## Task description:
Output each entry that follows exactly. Images stay out.

[Entries taken from a collection]

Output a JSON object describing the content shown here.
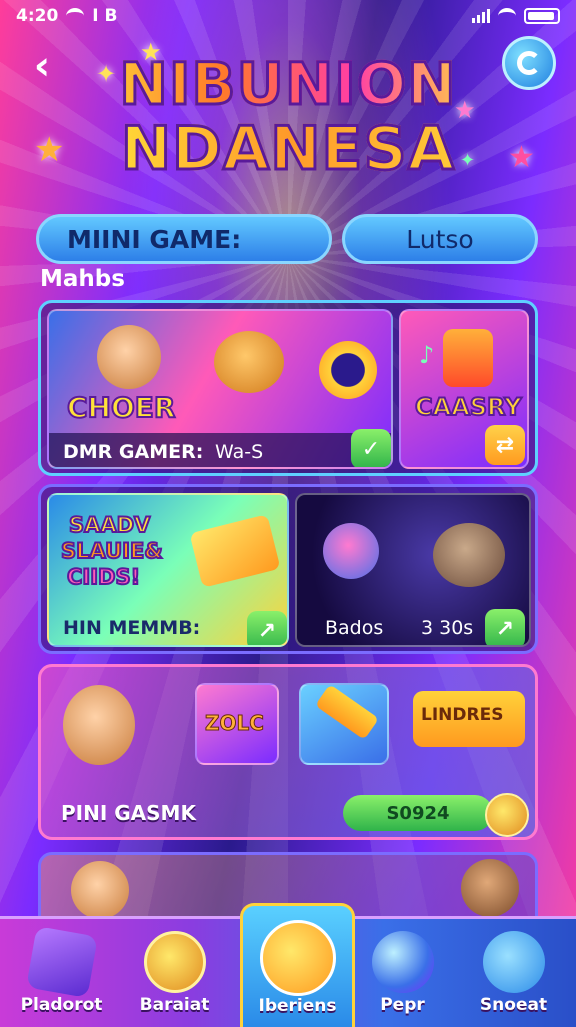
{
  "status_bar": {
    "time": "4:20",
    "extra": "I B"
  },
  "header": {
    "title_line1": "NIBUNION",
    "title_line2": "NDANESA"
  },
  "pills": {
    "left": "MIINI GAME:",
    "right": "Lutso"
  },
  "section": {
    "label": "Mahbs"
  },
  "panel1": {
    "tile1": {
      "title": "CHOER",
      "label": "DMR GAMER:",
      "sublabel": "Wa-S"
    },
    "tile2": {
      "title": "CAASRY"
    }
  },
  "panel2": {
    "tile1": {
      "title_line1": "SAADV",
      "title_line2": "SLAUIE&",
      "title_line3": "CIIDS!",
      "label": "HIN MEMMB:"
    },
    "tile2": {
      "label": "Bados",
      "value": "3 30s"
    }
  },
  "panel3": {
    "badge1": "ZOLC",
    "badge2": "LINDRES",
    "label": "PINI GASMK",
    "progress_value": "S0924"
  },
  "bottom_nav": {
    "items": [
      {
        "label": "Pladorot",
        "icon": "cube-icon"
      },
      {
        "label": "Baraiat",
        "icon": "coin-icon"
      },
      {
        "label": "Iberiens",
        "icon": "phone-icon"
      },
      {
        "label": "Pepr",
        "icon": "orb-icon"
      },
      {
        "label": "Snoeat",
        "icon": "chat-coin-icon"
      }
    ],
    "active_index": 2
  }
}
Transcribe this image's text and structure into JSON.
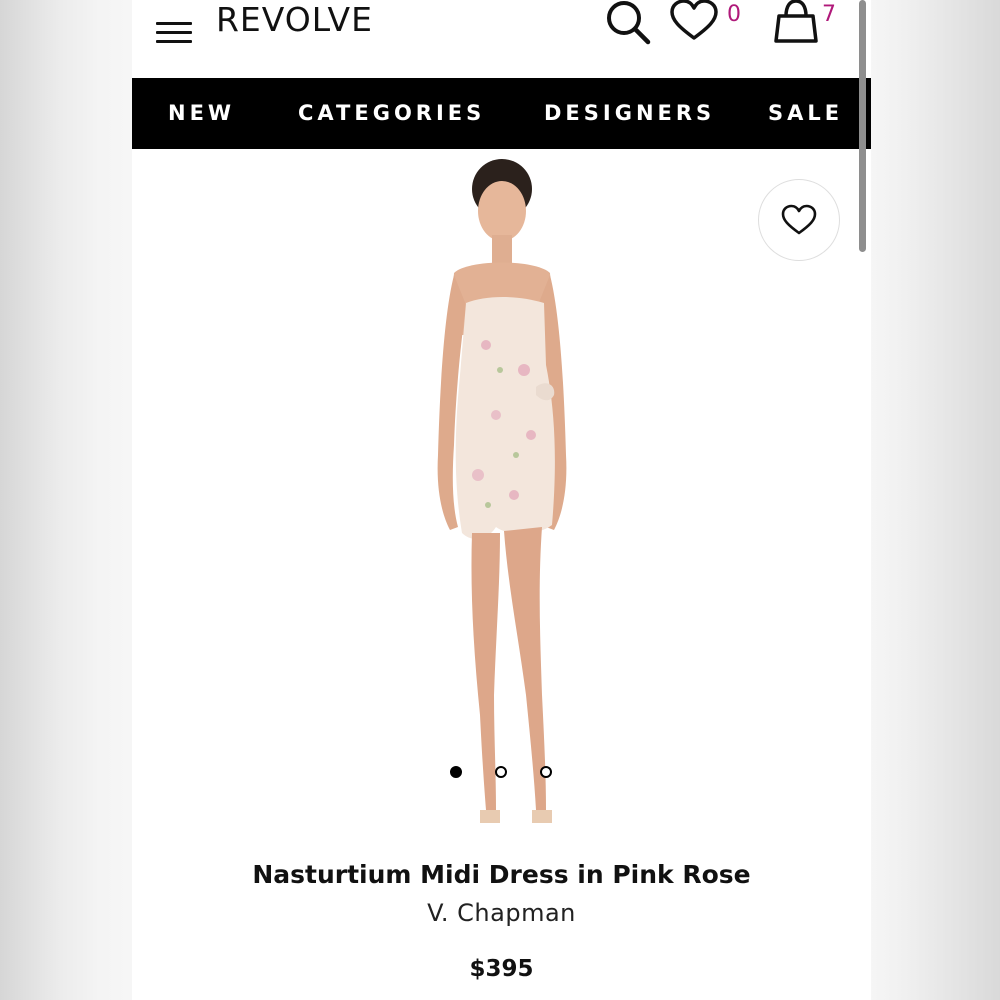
{
  "header": {
    "logo": "REVOLVE",
    "wishlist_count": "0",
    "bag_count": "7",
    "count_color": "#b0197a"
  },
  "nav": {
    "items": [
      "NEW",
      "CATEGORIES",
      "DESIGNERS",
      "SALE"
    ]
  },
  "product": {
    "name": "Nasturtium Midi Dress in Pink Rose",
    "brand": "V. Chapman",
    "price": "$395",
    "image_count": 3,
    "active_image": 1
  },
  "icons": {
    "menu": "hamburger-menu-icon",
    "search": "search-icon",
    "wishlist": "heart-icon",
    "bag": "shopping-bag-icon",
    "favorite": "heart-outline-icon"
  }
}
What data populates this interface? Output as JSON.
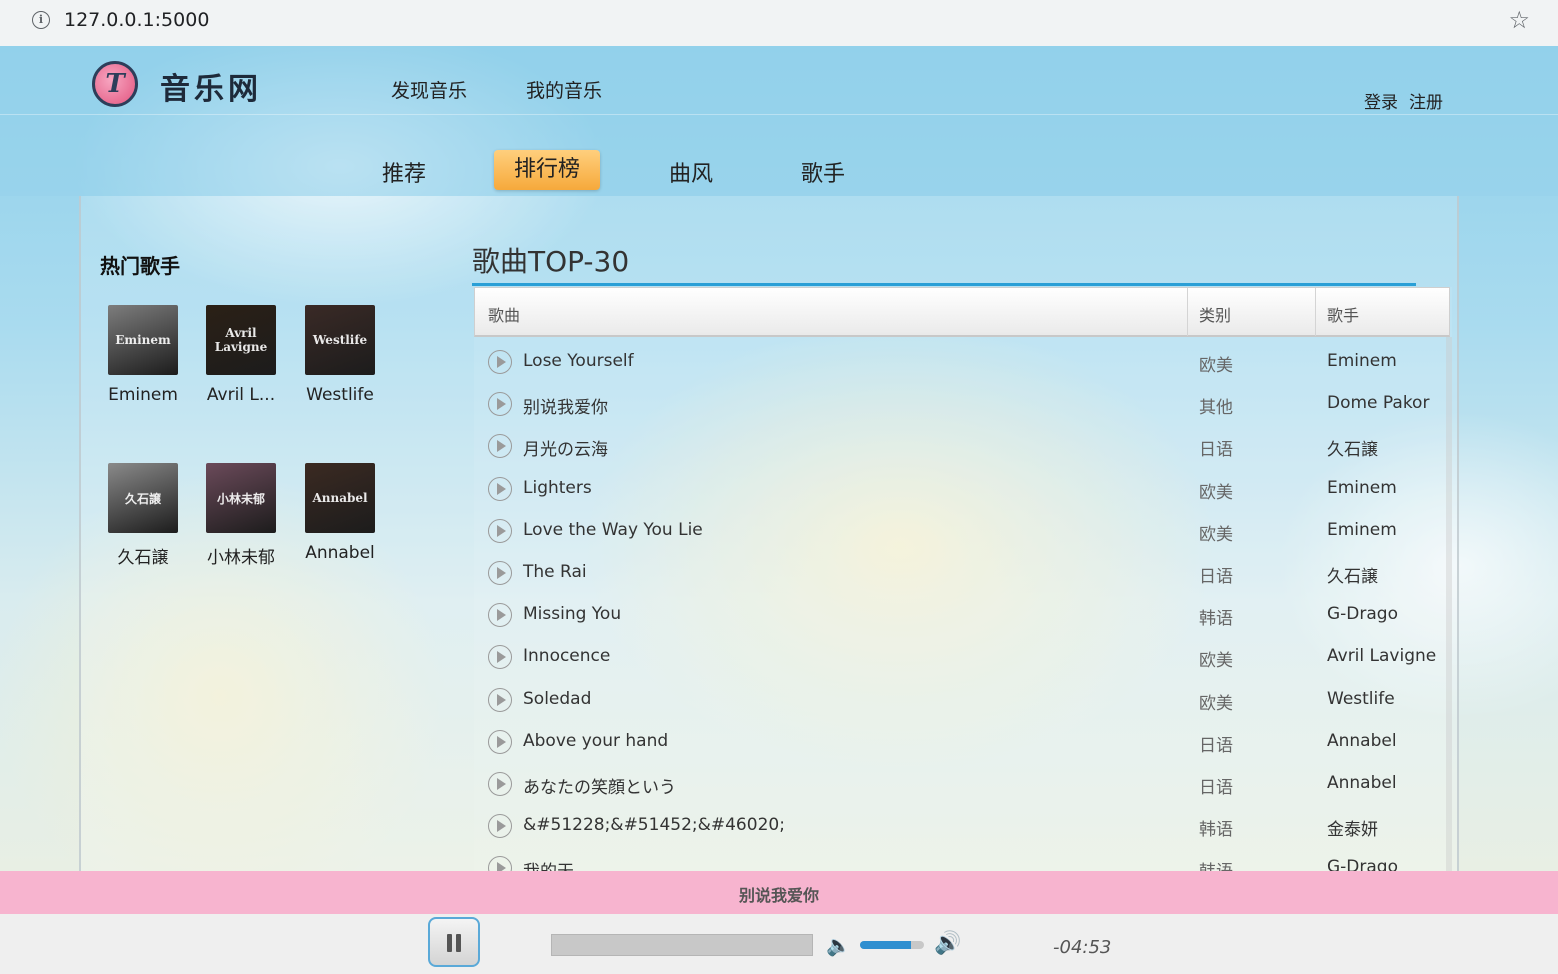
{
  "browser": {
    "url": "127.0.0.1:5000"
  },
  "header": {
    "site_name": "音乐网",
    "nav": [
      "发现音乐",
      "我的音乐"
    ],
    "auth": {
      "login": "登录",
      "register": "注册"
    },
    "subnav": [
      "推荐",
      "排行榜",
      "曲风",
      "歌手"
    ],
    "active_subnav": "排行榜"
  },
  "sidebar": {
    "title": "热门歌手",
    "artists": [
      {
        "name": "Eminem",
        "thumb_text": "Eminem",
        "color": "#7d7d7d"
      },
      {
        "name": "Avril L...",
        "thumb_text": "Avril Lavigne",
        "color": "#2b2016"
      },
      {
        "name": "Westlife",
        "thumb_text": "Westlife",
        "color": "#3a2a26"
      },
      {
        "name": "久石譲",
        "thumb_text": "久石譲",
        "color": "#8a8a8a"
      },
      {
        "name": "小林未郁",
        "thumb_text": "小林未郁",
        "color": "#6b4a5a"
      },
      {
        "name": "Annabel",
        "thumb_text": "Annabel",
        "color": "#3b2a22"
      }
    ]
  },
  "chart": {
    "title": "歌曲TOP-30",
    "columns": {
      "song": "歌曲",
      "category": "类别",
      "singer": "歌手"
    },
    "rows": [
      {
        "song": "Lose Yourself",
        "category": "欧美",
        "singer": "Eminem"
      },
      {
        "song": "别说我爱你",
        "category": "其他",
        "singer": "Dome Pakor"
      },
      {
        "song": "月光の云海",
        "category": "日语",
        "singer": "久石譲"
      },
      {
        "song": "Lighters",
        "category": "欧美",
        "singer": "Eminem"
      },
      {
        "song": "Love the Way You Lie",
        "category": "欧美",
        "singer": "Eminem"
      },
      {
        "song": "The Rai",
        "category": "日语",
        "singer": "久石譲"
      },
      {
        "song": "Missing You",
        "category": "韩语",
        "singer": "G-Drago"
      },
      {
        "song": "Innocence",
        "category": "欧美",
        "singer": "Avril Lavigne"
      },
      {
        "song": "Soledad",
        "category": "欧美",
        "singer": "Westlife"
      },
      {
        "song": "Above your hand",
        "category": "日语",
        "singer": "Annabel"
      },
      {
        "song": "あなたの笑顔という",
        "category": "日语",
        "singer": "Annabel"
      },
      {
        "song": "&#51228;&#51452;&#46020;",
        "category": "韩语",
        "singer": "金泰妍"
      },
      {
        "song": "我的天",
        "category": "韩语",
        "singer": "G-Drago"
      }
    ]
  },
  "player": {
    "now_playing": "别说我爱你",
    "time_remaining": "-04:53",
    "progress_fraction": 0.0,
    "volume_fraction": 0.8
  },
  "colors": {
    "accent": "#2a9fd6",
    "active_tab": "#f6a93b",
    "player_bar": "#f7b4cf"
  }
}
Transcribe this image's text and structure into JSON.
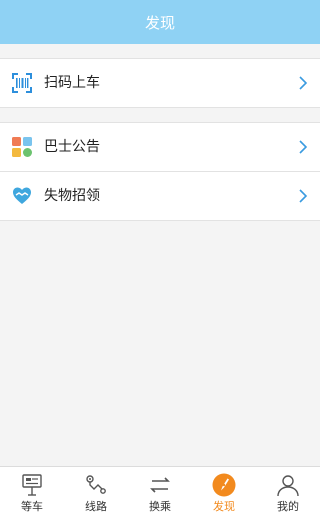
{
  "header": {
    "title": "发现"
  },
  "groups": [
    {
      "items": [
        {
          "label": "扫码上车",
          "icon": "qr-scan-icon"
        }
      ]
    },
    {
      "items": [
        {
          "label": "巴士公告",
          "icon": "announcement-grid-icon"
        },
        {
          "label": "失物招领",
          "icon": "heart-hands-icon"
        }
      ]
    }
  ],
  "tabbar": {
    "items": [
      {
        "label": "等车",
        "icon": "bus-stop-icon"
      },
      {
        "label": "线路",
        "icon": "route-icon"
      },
      {
        "label": "换乘",
        "icon": "transfer-icon"
      },
      {
        "label": "发现",
        "icon": "discover-icon",
        "active": true
      },
      {
        "label": "我的",
        "icon": "profile-icon"
      }
    ]
  },
  "colors": {
    "header": "#8fd2f4",
    "accent": "#f28a1e",
    "chevron": "#3a9be0"
  }
}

## Result:
Output a JSON object describing the content shown here.
{
  "status_bar": {
    "time": "4:20",
    "extra": "I B"
  },
  "header": {
    "title_line1": "NIBUNION",
    "title_line2": "NDANESA"
  },
  "pills": {
    "left": "MIINI GAME:",
    "right": "Lutso"
  },
  "section": {
    "label": "Mahbs"
  },
  "panel1": {
    "tile1": {
      "title": "CHOER",
      "label": "DMR GAMER:",
      "sublabel": "Wa-S"
    },
    "tile2": {
      "title": "CAASRY"
    }
  },
  "panel2": {
    "tile1": {
      "title_line1": "SAADV",
      "title_line2": "SLAUIE&",
      "title_line3": "CIIDS!",
      "label": "HIN MEMMB:"
    },
    "tile2": {
      "label": "Bados",
      "value": "3 30s"
    }
  },
  "panel3": {
    "badge1": "ZOLC",
    "badge2": "LINDRES",
    "label": "PINI GASMK",
    "progress_value": "S0924"
  },
  "bottom_nav": {
    "items": [
      {
        "label": "Pladorot",
        "icon": "cube-icon"
      },
      {
        "label": "Baraiat",
        "icon": "coin-icon"
      },
      {
        "label": "Iberiens",
        "icon": "phone-icon"
      },
      {
        "label": "Pepr",
        "icon": "orb-icon"
      },
      {
        "label": "Snoeat",
        "icon": "chat-coin-icon"
      }
    ],
    "active_index": 2
  }
}
Transcribe this image's text and structure into JSON.
{
  "header": {
    "logo": "REVOLVE",
    "wishlist_count": "0",
    "bag_count": "7",
    "count_color": "#b0197a"
  },
  "nav": {
    "items": [
      "NEW",
      "CATEGORIES",
      "DESIGNERS",
      "SALE"
    ]
  },
  "product": {
    "name": "Nasturtium Midi Dress in Pink Rose",
    "brand": "V. Chapman",
    "price": "$395",
    "image_count": 3,
    "active_image": 1
  },
  "icons": {
    "menu": "hamburger-menu-icon",
    "search": "search-icon",
    "wishlist": "heart-icon",
    "bag": "shopping-bag-icon",
    "favorite": "heart-outline-icon"
  }
}
What data populates this interface? Output as JSON.
{
  "browser": {
    "url": "127.0.0.1:5000"
  },
  "header": {
    "site_name": "音乐网",
    "nav": [
      "发现音乐",
      "我的音乐"
    ],
    "auth": {
      "login": "登录",
      "register": "注册"
    },
    "subnav": [
      "推荐",
      "排行榜",
      "曲风",
      "歌手"
    ],
    "active_subnav": "排行榜"
  },
  "sidebar": {
    "title": "热门歌手",
    "artists": [
      {
        "name": "Eminem",
        "thumb_text": "Eminem",
        "color": "#7d7d7d"
      },
      {
        "name": "Avril L...",
        "thumb_text": "Avril Lavigne",
        "color": "#2b2016"
      },
      {
        "name": "Westlife",
        "thumb_text": "Westlife",
        "color": "#3a2a26"
      },
      {
        "name": "久石譲",
        "thumb_text": "久石譲",
        "color": "#8a8a8a"
      },
      {
        "name": "小林未郁",
        "thumb_text": "小林未郁",
        "color": "#6b4a5a"
      },
      {
        "name": "Annabel",
        "thumb_text": "Annabel",
        "color": "#3b2a22"
      }
    ]
  },
  "chart": {
    "title": "歌曲TOP-30",
    "columns": {
      "song": "歌曲",
      "category": "类别",
      "singer": "歌手"
    },
    "rows": [
      {
        "song": "Lose Yourself",
        "category": "欧美",
        "singer": "Eminem"
      },
      {
        "song": "别说我爱你",
        "category": "其他",
        "singer": "Dome Pakor"
      },
      {
        "song": "月光の云海",
        "category": "日语",
        "singer": "久石譲"
      },
      {
        "song": "Lighters",
        "category": "欧美",
        "singer": "Eminem"
      },
      {
        "song": "Love the Way You Lie",
        "category": "欧美",
        "singer": "Eminem"
      },
      {
        "song": "The Rai",
        "category": "日语",
        "singer": "久石譲"
      },
      {
        "song": "Missing You",
        "category": "韩语",
        "singer": "G-Drago"
      },
      {
        "song": "Innocence",
        "category": "欧美",
        "singer": "Avril Lavigne"
      },
      {
        "song": "Soledad",
        "category": "欧美",
        "singer": "Westlife"
      },
      {
        "song": "Above your hand",
        "category": "日语",
        "singer": "Annabel"
      },
      {
        "song": "あなたの笑顔という",
        "category": "日语",
        "singer": "Annabel"
      },
      {
        "song": "&#51228;&#51452;&#46020;",
        "category": "韩语",
        "singer": "金泰妍"
      },
      {
        "song": "我的天",
        "category": "韩语",
        "singer": "G-Drago"
      }
    ]
  },
  "player": {
    "now_playing": "别说我爱你",
    "time_remaining": "-04:53",
    "progress_fraction": 0.0,
    "volume_fraction": 0.8
  },
  "colors": {
    "accent": "#2a9fd6",
    "active_tab": "#f6a93b",
    "player_bar": "#f7b4cf"
  }
}
Transcribe this image's text and structure into JSON.
{
  "header": {
    "title": "发现"
  },
  "groups": [
    {
      "items": [
        {
          "label": "扫码上车",
          "icon": "qr-scan-icon"
        }
      ]
    },
    {
      "items": [
        {
          "label": "巴士公告",
          "icon": "announcement-grid-icon"
        },
        {
          "label": "失物招领",
          "icon": "heart-hands-icon"
        }
      ]
    }
  ],
  "tabbar": {
    "items": [
      {
        "label": "等车",
        "icon": "bus-stop-icon"
      },
      {
        "label": "线路",
        "icon": "route-icon"
      },
      {
        "label": "换乘",
        "icon": "transfer-icon"
      },
      {
        "label": "发现",
        "icon": "discover-icon",
        "active": true
      },
      {
        "label": "我的",
        "icon": "profile-icon"
      }
    ]
  },
  "colors": {
    "header": "#8fd2f4",
    "accent": "#f28a1e",
    "chevron": "#3a9be0"
  }
}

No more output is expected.